Judge Denies Motion to Dismiss Extreme Associates Case
Following the reversal of U.S. District Judge Gary Lancaster’s earlier dismissal of the case, Extreme Associates’ attorneys H. Louis Sirkin and Jennifer M. Kinsley filed another motion to dismiss, on the grounds that federal obscenity statutes are unconstitutional and do not apply to the Internet.
As an alternative to dismissal of the case, Sirkin and Kinsley moved for a pretrial ruling regarding how the Miller obscenity test would be applied to the case. The defense argued in their motion that the Miller test’s reliance on “community standards” is not viable in when the material in question is distributed via the Internet.
In his latest ruling issued July 30, Lancaster denied the motion to dismiss but granted the pretrial hearing requested as an alternative to dismissal.
“The criminal obscenity statutes at issue, as well as the Miller test, have repeatedly been deemed constitutional,” Lancaster wrote in his order.
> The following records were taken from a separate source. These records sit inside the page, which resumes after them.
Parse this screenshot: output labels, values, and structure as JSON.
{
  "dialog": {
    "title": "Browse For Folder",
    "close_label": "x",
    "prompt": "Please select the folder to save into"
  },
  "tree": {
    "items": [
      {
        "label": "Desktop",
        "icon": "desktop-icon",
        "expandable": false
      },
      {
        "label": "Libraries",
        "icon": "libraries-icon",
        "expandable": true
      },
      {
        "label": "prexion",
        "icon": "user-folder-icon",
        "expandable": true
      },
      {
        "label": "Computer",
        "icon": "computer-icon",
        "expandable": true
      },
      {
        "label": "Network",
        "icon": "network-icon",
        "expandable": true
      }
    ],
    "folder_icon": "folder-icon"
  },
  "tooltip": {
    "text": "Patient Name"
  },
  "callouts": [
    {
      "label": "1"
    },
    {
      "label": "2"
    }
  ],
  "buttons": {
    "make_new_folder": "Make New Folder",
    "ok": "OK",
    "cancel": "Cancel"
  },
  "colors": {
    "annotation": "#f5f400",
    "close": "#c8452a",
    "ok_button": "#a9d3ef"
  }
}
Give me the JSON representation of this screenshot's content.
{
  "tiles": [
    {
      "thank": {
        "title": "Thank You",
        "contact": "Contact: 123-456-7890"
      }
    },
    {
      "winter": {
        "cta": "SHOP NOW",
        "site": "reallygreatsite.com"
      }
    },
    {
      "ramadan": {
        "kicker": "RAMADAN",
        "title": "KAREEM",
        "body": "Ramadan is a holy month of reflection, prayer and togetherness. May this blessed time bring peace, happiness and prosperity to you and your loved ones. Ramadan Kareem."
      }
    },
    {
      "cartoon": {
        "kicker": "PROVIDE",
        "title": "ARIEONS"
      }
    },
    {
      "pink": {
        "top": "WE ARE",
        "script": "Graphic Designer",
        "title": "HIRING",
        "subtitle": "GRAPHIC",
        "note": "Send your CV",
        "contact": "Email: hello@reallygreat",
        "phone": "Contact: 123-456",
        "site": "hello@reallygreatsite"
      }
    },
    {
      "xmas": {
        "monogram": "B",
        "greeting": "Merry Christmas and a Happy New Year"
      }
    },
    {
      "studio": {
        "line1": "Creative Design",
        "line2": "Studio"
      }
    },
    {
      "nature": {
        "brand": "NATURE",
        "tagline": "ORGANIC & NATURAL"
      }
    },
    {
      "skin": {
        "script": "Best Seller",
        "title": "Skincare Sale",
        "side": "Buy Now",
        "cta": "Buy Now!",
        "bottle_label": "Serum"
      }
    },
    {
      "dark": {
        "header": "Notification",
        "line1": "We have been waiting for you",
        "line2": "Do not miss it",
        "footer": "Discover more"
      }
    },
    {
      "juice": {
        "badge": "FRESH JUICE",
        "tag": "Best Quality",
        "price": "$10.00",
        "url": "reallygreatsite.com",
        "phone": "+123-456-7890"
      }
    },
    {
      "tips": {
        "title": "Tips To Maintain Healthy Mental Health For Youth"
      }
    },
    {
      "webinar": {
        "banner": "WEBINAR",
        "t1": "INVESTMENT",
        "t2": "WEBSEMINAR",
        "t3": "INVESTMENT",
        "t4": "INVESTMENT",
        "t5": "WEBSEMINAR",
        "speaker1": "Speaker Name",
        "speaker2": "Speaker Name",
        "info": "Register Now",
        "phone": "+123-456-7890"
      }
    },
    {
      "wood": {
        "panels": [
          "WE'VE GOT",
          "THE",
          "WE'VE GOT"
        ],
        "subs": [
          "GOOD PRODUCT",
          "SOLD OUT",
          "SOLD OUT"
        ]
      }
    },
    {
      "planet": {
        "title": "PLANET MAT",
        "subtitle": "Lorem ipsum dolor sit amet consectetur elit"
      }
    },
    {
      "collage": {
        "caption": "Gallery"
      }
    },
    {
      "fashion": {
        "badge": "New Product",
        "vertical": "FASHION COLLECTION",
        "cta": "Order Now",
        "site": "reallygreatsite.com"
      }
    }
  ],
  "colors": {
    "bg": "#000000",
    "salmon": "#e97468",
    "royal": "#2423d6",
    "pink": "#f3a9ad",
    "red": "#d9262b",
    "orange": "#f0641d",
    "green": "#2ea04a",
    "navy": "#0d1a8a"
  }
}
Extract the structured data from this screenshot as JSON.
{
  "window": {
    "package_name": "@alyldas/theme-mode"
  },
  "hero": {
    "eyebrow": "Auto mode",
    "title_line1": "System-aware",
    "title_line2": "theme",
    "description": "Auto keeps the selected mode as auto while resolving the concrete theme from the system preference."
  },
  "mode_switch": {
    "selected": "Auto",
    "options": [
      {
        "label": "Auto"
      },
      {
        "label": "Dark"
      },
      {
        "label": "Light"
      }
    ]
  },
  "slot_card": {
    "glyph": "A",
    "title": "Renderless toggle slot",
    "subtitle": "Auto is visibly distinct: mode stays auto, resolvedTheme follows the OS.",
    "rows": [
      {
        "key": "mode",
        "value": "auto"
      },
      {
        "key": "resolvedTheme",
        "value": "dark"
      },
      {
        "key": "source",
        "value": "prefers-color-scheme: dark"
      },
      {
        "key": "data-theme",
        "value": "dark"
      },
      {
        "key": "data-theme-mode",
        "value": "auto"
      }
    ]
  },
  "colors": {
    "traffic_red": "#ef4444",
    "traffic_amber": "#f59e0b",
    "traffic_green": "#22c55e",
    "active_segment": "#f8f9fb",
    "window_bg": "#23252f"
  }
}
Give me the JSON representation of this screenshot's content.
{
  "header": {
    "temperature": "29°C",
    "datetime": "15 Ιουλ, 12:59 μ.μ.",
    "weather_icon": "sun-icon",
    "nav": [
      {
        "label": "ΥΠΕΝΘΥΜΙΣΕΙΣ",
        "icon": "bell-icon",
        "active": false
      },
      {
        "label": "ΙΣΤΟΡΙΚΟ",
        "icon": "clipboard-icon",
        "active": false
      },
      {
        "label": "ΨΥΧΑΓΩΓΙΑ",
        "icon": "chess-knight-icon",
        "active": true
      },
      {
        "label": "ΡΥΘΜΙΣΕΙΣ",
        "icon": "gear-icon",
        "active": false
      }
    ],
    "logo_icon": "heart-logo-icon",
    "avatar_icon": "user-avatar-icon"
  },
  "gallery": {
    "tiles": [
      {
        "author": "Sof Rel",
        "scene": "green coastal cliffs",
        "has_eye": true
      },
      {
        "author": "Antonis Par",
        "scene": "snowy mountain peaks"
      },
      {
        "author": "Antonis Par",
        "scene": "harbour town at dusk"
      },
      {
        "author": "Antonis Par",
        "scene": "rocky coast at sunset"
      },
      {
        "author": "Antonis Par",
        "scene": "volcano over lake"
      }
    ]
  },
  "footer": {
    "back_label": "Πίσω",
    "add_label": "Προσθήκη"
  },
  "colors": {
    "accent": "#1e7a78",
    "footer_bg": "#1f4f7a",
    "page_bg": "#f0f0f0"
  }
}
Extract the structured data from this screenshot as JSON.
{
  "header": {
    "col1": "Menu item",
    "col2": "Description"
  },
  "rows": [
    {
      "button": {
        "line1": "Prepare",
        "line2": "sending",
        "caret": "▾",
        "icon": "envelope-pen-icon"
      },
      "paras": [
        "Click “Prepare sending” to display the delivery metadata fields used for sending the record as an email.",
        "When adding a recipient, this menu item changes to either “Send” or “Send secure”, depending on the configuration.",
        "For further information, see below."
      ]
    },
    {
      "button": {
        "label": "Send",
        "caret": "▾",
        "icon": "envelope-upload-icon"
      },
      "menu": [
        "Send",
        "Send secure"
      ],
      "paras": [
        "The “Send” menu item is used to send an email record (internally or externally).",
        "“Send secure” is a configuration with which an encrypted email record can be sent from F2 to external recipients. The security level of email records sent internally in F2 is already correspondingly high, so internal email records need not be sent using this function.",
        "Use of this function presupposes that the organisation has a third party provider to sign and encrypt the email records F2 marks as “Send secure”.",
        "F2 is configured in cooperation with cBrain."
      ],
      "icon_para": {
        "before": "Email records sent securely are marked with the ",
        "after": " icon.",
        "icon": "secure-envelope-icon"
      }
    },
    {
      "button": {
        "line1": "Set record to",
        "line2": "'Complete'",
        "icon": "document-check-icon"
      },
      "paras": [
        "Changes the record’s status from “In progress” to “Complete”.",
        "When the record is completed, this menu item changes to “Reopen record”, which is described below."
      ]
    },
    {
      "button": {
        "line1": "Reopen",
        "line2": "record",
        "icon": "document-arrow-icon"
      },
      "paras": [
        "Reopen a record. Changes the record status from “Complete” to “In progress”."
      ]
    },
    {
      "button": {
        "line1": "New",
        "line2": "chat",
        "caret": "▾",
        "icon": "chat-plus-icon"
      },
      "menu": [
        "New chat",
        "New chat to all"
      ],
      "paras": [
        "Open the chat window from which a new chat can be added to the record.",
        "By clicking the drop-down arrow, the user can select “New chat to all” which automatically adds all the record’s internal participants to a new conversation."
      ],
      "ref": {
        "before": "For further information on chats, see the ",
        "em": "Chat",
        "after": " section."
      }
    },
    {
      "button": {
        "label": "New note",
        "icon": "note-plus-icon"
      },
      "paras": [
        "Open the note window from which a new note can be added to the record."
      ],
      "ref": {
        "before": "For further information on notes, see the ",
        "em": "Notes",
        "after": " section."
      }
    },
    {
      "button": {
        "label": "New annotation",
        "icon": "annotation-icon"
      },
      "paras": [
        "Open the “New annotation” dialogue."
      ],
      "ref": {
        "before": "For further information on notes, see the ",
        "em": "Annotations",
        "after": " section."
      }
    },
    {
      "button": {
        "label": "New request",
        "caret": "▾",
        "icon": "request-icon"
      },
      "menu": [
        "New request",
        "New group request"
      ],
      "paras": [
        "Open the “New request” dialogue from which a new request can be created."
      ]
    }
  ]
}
Lancaster wrote that the 3rd U.S. Circuit Court of Appeals, in overturning his prior dismissal of the case, held that “even if the statutes, and applicable standards, have been called into question due to subsequent events, if there is going to be a change in the law it must come from the top down, not from the bottom up.”
Lancaster added that his declining of the defense motion to dismiss does not mean “that the issues raised by the defendants, and the case law they have cited in support, are irrelevant.”
“Indeed, what is meant by ‘community standards’ and ‘as a whole’ in relation to materials transported via the Internet are centrally important to the trial of this matter,” Lancaster wrote. “These factors will affect the court’s ruling on relevant evidentiary issues and the admissibility of evidence, as well as the drafting of jury instructions and perhaps even jury selection.”
Kinsley told XBIZ that Lancaster simply “couldn’t go to the extent of throwing the whole case out like he did last time [because] there is no case that has answered the specific questions” raised in the latest motion to dismiss.
Kinsley said that the upcoming hearing on the question of how the Miller test will be applied could prove “very critical as to what the jury would see” presented as evidence in the case.
“The hearing will address what the jury can consider as part of their ‘community,’” Kinsley said. Kinsley added that even though some of the material indicted as obscene in the case came in the form of DVDs and not online files, that fact “still leaves a fundamental question of ‘community,’ because [investigators] ordered the DVDs via the Internet.”
Kinsley told XBIZ that a status hearing will be held on Aug. 17 to pick a date for the pretrial hearing concerning the application of the Miller test in the case.
“There’s still a long road to go even before we reach a trial,” Kinsley said.
Noting that the case is now well into its third year, Kinsley told XBIZ that while the drawn out progress can be frustrating, there is a bright side to the slow pace involved.
“Every day that there’s not a trial is another day that there can’t be a conviction,” Kinsley said.